*Instructions for the task*. Locate every line in the records below that holds the word "italic" and return each one.

*Working data*.
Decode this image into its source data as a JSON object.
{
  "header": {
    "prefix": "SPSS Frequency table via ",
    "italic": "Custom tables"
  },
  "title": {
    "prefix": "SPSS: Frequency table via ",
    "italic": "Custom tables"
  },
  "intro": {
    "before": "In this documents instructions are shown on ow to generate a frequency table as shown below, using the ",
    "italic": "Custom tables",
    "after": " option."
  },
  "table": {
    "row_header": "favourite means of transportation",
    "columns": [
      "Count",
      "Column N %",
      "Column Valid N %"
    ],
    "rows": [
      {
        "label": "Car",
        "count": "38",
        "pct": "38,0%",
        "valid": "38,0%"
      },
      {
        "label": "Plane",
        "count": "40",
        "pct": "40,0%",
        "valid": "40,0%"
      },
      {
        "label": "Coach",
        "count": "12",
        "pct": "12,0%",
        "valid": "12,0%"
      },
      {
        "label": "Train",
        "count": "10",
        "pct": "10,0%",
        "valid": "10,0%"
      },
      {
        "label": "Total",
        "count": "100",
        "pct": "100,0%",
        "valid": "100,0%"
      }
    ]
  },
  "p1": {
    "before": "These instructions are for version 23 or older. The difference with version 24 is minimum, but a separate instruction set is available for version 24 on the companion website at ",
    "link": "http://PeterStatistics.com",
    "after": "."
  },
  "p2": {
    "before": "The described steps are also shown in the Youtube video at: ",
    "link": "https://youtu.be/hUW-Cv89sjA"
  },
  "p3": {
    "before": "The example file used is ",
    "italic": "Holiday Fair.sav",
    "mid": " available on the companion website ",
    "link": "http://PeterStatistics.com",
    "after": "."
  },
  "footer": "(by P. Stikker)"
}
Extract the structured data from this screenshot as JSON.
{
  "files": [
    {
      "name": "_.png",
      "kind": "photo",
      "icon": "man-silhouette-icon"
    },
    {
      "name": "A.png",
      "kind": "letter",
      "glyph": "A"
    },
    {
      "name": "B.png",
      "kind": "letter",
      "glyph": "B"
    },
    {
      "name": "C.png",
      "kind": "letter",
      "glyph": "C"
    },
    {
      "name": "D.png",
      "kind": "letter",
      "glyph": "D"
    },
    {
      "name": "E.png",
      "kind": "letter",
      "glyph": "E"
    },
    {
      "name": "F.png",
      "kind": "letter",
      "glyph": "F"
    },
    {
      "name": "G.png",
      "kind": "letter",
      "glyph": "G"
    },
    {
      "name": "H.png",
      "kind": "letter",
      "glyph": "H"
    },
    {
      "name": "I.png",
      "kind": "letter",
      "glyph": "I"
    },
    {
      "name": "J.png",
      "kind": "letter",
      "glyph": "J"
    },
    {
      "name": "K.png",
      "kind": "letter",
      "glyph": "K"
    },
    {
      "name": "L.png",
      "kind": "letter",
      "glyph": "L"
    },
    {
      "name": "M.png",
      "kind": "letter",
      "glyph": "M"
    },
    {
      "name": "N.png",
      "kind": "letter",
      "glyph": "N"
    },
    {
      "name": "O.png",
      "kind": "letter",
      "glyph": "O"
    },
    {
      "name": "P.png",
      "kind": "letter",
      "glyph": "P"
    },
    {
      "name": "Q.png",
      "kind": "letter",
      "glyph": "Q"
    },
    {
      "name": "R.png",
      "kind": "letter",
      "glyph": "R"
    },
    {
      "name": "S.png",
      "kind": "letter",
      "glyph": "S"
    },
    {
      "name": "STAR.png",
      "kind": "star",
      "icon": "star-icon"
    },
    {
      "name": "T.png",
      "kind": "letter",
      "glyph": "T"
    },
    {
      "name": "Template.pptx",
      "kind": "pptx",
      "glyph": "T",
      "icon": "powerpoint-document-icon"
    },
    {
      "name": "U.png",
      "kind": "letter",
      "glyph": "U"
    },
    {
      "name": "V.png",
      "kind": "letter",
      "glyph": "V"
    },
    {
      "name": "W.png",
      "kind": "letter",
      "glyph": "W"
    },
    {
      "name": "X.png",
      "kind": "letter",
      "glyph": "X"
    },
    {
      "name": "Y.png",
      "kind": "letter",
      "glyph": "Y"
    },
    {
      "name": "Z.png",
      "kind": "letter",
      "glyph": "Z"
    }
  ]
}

*Answer to this exercise*.
    "italic": "Custom tables"
    "italic": "Custom tables"
    "italic": "Custom tables",
    "italic": "Holiday Fair.sav",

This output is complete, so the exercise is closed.